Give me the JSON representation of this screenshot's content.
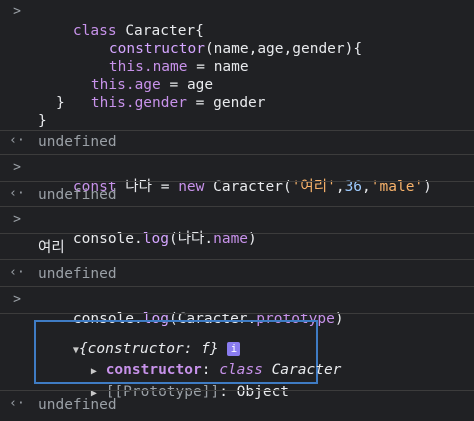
{
  "entries": {
    "e1": {
      "l1_kw": "class",
      "l1_name": "Caracter{",
      "l2_fn": "constructor",
      "l2_rest": "(name,age,gender){",
      "l3_this": "this",
      "l3_prop": ".name",
      "l3_rest": " = name",
      "l4_this": "this",
      "l4_prop": ".age",
      "l4_rest": " = age",
      "l5_this": "this",
      "l5_prop": ".gender",
      "l5_rest": " = gender",
      "l6": "}",
      "l7": "}"
    },
    "r1": "undefined",
    "e2": {
      "kw": "const",
      "var": " 나다 = ",
      "new": "new",
      "call": " Caracter(",
      "s1": "'여리'",
      "comma1": ",",
      "n1": "36",
      "comma2": ",",
      "s2": "'male'",
      "close": ")"
    },
    "r2": "undefined",
    "e3": {
      "a": "console.",
      "b": "log",
      "c": "(나다.",
      "d": "name",
      "e": ")"
    },
    "o3": "여리",
    "r3": "undefined",
    "e4": {
      "a": "console.",
      "b": "log",
      "c": "(Caracter.",
      "d": "prototype",
      "e": ")"
    },
    "o4": {
      "head": "{constructor: f}",
      "info": "i",
      "row1_key": "constructor",
      "row1_colon": ": ",
      "row1_kw": "class",
      "row1_val": " Caracter",
      "row2_key": "[[Prototype]]",
      "row2_val": ": Object"
    },
    "r4": "undefined"
  },
  "icons": {
    "input": "chevron-right-icon",
    "result": "return-arrow-icon",
    "expand": "expand-triangle-icon"
  }
}
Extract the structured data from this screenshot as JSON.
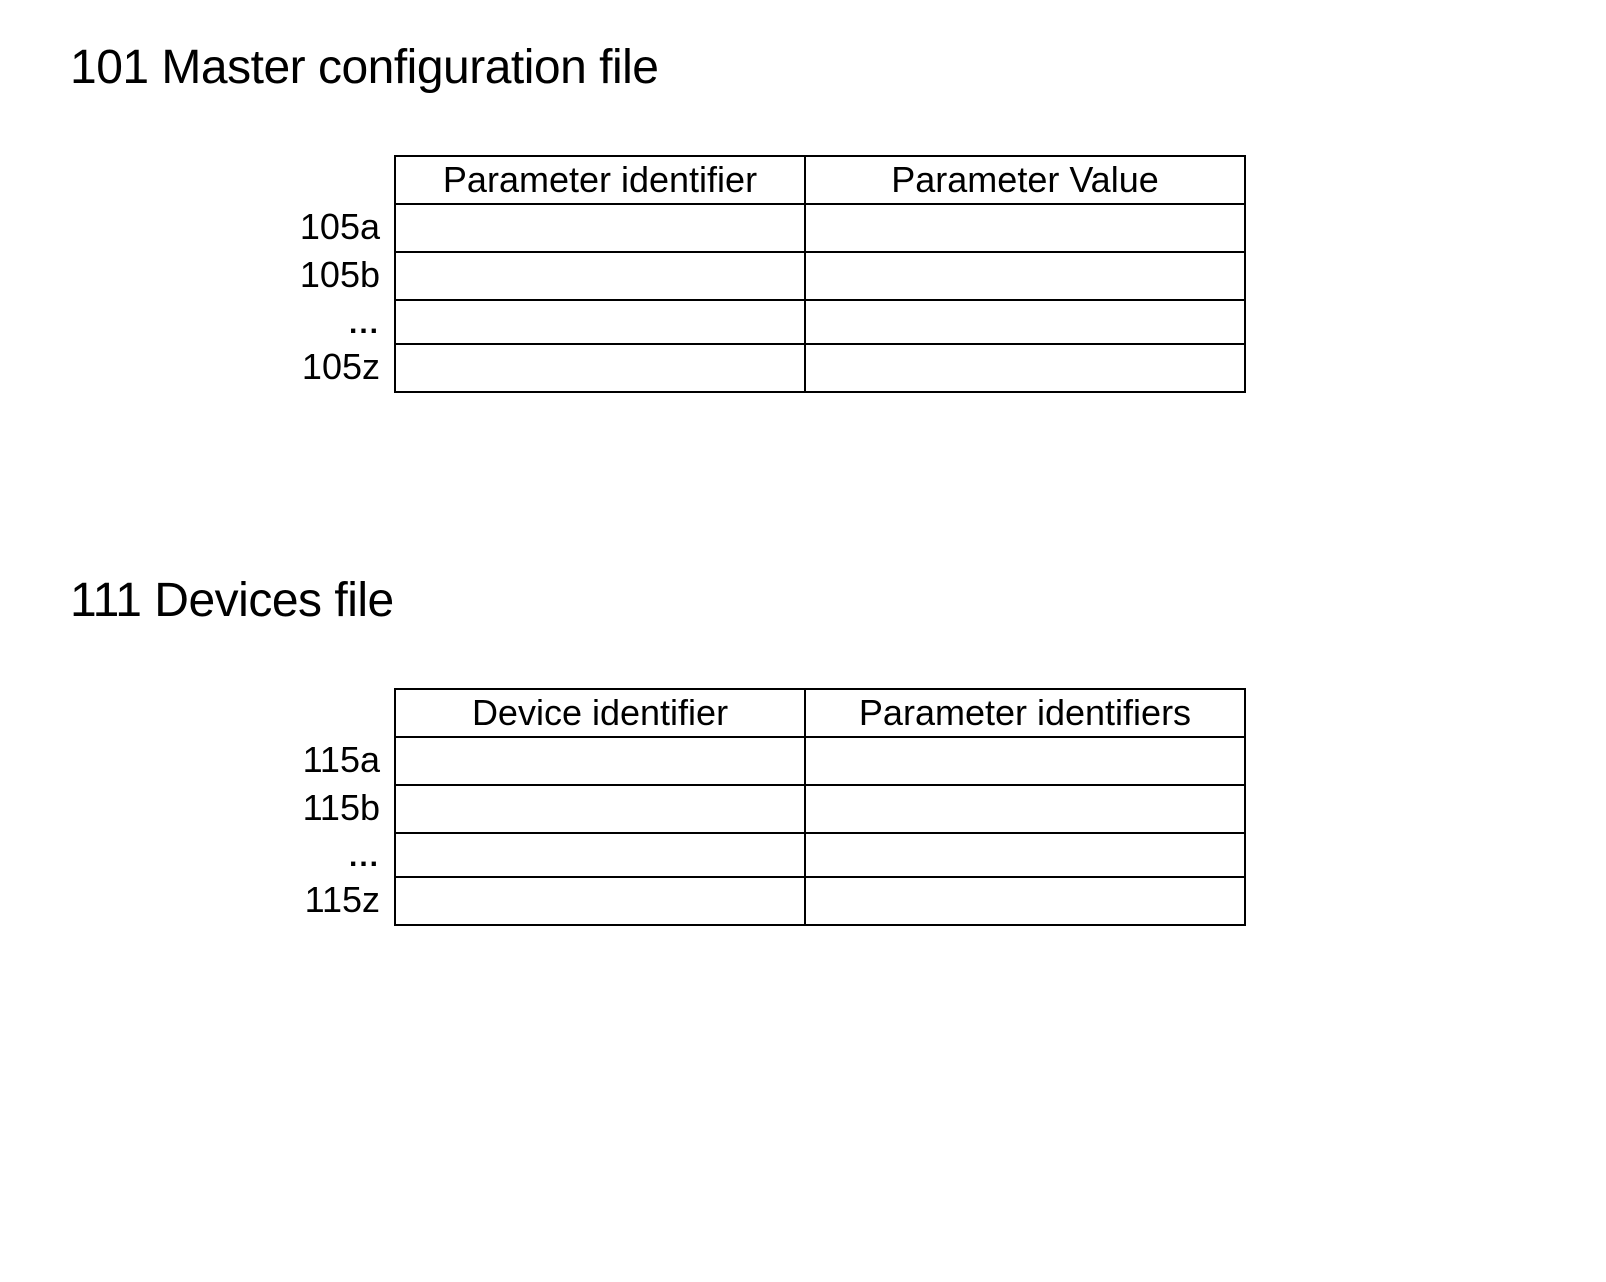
{
  "section1": {
    "title": "101 Master configuration file",
    "header1": "Parameter identifier",
    "header2": "Parameter Value",
    "row_labels": [
      "105a",
      "105b",
      "...",
      "105z"
    ]
  },
  "section2": {
    "title": "111 Devices file",
    "header1": "Device identifier",
    "header2": "Parameter identifiers",
    "row_labels": [
      "115a",
      "115b",
      "...",
      "115z"
    ]
  }
}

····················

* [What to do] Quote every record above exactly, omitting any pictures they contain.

* [Output]
Give me the JSON representation of this screenshot's content.
{
  "entries": {
    "e1": {
      "l1_kw": "class",
      "l1_name": "Caracter{",
      "l2_fn": "constructor",
      "l2_rest": "(name,age,gender){",
      "l3_this": "this",
      "l3_prop": ".name",
      "l3_rest": " = name",
      "l4_this": "this",
      "l4_prop": ".age",
      "l4_rest": " = age",
      "l5_this": "this",
      "l5_prop": ".gender",
      "l5_rest": " = gender",
      "l6": "}",
      "l7": "}"
    },
    "r1": "undefined",
    "e2": {
      "kw": "const",
      "var": " 나다 = ",
      "new": "new",
      "call": " Caracter(",
      "s1": "'여리'",
      "comma1": ",",
      "n1": "36",
      "comma2": ",",
      "s2": "'male'",
      "close": ")"
    },
    "r2": "undefined",
    "e3": {
      "a": "console.",
      "b": "log",
      "c": "(나다.",
      "d": "name",
      "e": ")"
    },
    "o3": "여리",
    "r3": "undefined",
    "e4": {
      "a": "console.",
      "b": "log",
      "c": "(Caracter.",
      "d": "prototype",
      "e": ")"
    },
    "o4": {
      "head": "{constructor: f}",
      "info": "i",
      "row1_key": "constructor",
      "row1_colon": ": ",
      "row1_kw": "class",
      "row1_val": " Caracter",
      "row2_key": "[[Prototype]]",
      "row2_val": ": Object"
    },
    "r4": "undefined"
  },
  "icons": {
    "input": "chevron-right-icon",
    "result": "return-arrow-icon",
    "expand": "expand-triangle-icon"
  }
}
Extract the structured data from this screenshot as JSON.
{
  "section1": {
    "title": "101 Master configuration file",
    "header1": "Parameter identifier",
    "header2": "Parameter Value",
    "row_labels": [
      "105a",
      "105b",
      "...",
      "105z"
    ]
  },
  "section2": {
    "title": "111 Devices file",
    "header1": "Device identifier",
    "header2": "Parameter identifiers",
    "row_labels": [
      "115a",
      "115b",
      "...",
      "115z"
    ]
  }
}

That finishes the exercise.